Look through the records below and collect all lines that hold the string "Barang".
Information START
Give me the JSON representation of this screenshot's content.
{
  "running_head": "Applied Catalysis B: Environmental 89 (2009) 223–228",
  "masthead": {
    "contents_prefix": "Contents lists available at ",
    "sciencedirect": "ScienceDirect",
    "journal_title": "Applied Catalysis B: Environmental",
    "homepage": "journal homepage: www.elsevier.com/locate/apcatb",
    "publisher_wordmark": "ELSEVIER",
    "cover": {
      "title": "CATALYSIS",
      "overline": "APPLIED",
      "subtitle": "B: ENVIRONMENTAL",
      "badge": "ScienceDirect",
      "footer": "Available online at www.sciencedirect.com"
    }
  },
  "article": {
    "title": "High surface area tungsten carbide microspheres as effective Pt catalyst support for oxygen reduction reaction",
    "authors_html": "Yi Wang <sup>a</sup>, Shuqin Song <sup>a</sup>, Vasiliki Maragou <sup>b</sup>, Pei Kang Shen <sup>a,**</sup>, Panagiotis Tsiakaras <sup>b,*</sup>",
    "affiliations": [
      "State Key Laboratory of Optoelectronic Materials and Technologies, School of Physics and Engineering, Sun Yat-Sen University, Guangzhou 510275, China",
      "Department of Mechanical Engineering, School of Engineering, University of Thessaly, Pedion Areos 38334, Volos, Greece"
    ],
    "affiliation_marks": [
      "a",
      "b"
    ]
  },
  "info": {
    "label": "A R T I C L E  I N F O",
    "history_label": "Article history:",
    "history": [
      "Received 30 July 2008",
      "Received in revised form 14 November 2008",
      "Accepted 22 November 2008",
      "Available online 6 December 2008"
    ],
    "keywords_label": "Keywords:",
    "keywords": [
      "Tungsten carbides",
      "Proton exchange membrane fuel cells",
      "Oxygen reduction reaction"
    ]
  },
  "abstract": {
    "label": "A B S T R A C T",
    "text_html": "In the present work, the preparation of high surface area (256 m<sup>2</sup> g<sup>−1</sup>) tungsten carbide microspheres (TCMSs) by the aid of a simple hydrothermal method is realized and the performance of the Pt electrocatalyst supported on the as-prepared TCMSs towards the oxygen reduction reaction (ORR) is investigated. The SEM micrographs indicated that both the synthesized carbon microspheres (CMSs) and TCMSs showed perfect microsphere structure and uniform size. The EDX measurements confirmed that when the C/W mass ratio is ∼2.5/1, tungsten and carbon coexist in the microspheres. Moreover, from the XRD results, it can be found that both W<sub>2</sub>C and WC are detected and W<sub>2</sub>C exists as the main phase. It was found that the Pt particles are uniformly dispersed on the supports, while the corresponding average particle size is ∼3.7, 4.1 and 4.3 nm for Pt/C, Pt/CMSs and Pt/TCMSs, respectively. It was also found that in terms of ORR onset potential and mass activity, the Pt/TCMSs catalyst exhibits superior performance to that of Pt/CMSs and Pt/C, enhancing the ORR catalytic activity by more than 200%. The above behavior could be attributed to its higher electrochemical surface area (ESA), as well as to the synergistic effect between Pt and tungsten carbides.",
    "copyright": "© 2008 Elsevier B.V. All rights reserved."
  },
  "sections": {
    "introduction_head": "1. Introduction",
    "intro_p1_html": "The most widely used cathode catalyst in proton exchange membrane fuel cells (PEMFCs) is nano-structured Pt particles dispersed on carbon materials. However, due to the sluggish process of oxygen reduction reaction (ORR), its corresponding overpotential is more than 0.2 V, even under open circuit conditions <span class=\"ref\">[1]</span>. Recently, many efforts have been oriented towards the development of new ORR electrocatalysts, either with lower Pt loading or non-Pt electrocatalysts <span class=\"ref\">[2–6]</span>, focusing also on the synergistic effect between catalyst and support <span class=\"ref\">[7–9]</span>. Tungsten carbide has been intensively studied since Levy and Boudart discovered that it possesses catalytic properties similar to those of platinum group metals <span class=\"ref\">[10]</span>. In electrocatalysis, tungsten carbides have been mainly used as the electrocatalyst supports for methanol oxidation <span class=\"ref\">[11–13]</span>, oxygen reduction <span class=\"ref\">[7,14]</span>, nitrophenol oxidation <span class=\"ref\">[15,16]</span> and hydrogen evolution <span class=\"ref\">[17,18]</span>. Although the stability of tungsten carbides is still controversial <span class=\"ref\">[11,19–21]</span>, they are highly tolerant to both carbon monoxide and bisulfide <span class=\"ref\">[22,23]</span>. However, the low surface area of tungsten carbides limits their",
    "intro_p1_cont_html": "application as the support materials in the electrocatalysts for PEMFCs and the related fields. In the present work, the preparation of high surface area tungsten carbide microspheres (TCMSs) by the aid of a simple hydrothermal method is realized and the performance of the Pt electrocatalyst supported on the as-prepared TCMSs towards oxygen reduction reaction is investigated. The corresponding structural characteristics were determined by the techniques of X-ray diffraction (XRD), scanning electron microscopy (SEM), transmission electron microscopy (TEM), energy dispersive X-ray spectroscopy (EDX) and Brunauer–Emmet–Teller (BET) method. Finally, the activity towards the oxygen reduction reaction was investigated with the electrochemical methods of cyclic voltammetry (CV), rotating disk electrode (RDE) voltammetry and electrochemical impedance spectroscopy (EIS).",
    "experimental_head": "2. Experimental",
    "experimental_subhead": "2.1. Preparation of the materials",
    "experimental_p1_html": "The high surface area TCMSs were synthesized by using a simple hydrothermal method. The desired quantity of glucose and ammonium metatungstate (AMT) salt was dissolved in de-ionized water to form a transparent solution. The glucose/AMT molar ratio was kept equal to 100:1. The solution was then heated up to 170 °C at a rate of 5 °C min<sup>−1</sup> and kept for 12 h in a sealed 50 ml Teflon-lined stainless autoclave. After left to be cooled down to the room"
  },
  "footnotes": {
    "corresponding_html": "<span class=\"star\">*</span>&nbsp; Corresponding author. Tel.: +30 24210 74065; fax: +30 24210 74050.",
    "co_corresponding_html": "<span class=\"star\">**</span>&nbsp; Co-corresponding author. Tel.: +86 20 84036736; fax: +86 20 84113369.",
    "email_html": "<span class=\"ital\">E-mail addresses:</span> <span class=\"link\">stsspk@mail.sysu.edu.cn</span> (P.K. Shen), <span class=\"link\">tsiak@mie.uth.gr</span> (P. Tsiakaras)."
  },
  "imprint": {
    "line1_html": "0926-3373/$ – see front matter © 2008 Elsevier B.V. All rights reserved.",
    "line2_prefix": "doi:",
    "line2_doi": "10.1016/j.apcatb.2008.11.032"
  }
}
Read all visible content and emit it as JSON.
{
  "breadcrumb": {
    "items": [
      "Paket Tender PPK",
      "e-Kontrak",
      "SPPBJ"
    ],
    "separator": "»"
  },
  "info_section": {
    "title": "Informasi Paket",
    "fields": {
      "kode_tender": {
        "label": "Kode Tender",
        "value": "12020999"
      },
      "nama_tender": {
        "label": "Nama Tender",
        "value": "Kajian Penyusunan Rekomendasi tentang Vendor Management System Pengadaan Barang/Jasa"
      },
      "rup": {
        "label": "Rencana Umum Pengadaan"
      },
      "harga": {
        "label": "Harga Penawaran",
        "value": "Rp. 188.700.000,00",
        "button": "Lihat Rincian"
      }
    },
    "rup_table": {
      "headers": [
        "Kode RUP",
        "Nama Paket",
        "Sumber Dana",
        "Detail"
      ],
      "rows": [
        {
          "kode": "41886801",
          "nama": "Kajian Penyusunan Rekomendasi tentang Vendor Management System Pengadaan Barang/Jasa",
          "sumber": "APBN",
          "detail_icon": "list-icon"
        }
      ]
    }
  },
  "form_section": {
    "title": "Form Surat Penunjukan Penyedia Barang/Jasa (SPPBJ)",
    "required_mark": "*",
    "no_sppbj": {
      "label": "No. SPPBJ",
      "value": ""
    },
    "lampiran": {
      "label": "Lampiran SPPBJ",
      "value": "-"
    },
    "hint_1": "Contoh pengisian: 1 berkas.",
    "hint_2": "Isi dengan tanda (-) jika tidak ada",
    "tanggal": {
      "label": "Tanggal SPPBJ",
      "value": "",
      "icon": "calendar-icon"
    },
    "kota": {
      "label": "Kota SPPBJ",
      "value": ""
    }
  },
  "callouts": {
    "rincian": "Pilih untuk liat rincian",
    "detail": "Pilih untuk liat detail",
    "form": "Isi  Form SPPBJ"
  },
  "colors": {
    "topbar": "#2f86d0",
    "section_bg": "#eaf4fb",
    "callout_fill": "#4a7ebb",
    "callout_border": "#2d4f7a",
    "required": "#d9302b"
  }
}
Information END
Reply to the exercise
        "value": "Kajian Penyusunan Rekomendasi tentang Vendor Management System Pengadaan Barang/Jasa"
          "nama": "Kajian Penyusunan Rekomendasi tentang Vendor Management System Pengadaan Barang/Jasa",
    "title": "Form Surat Penunjukan Penyedia Barang/Jasa (SPPBJ)",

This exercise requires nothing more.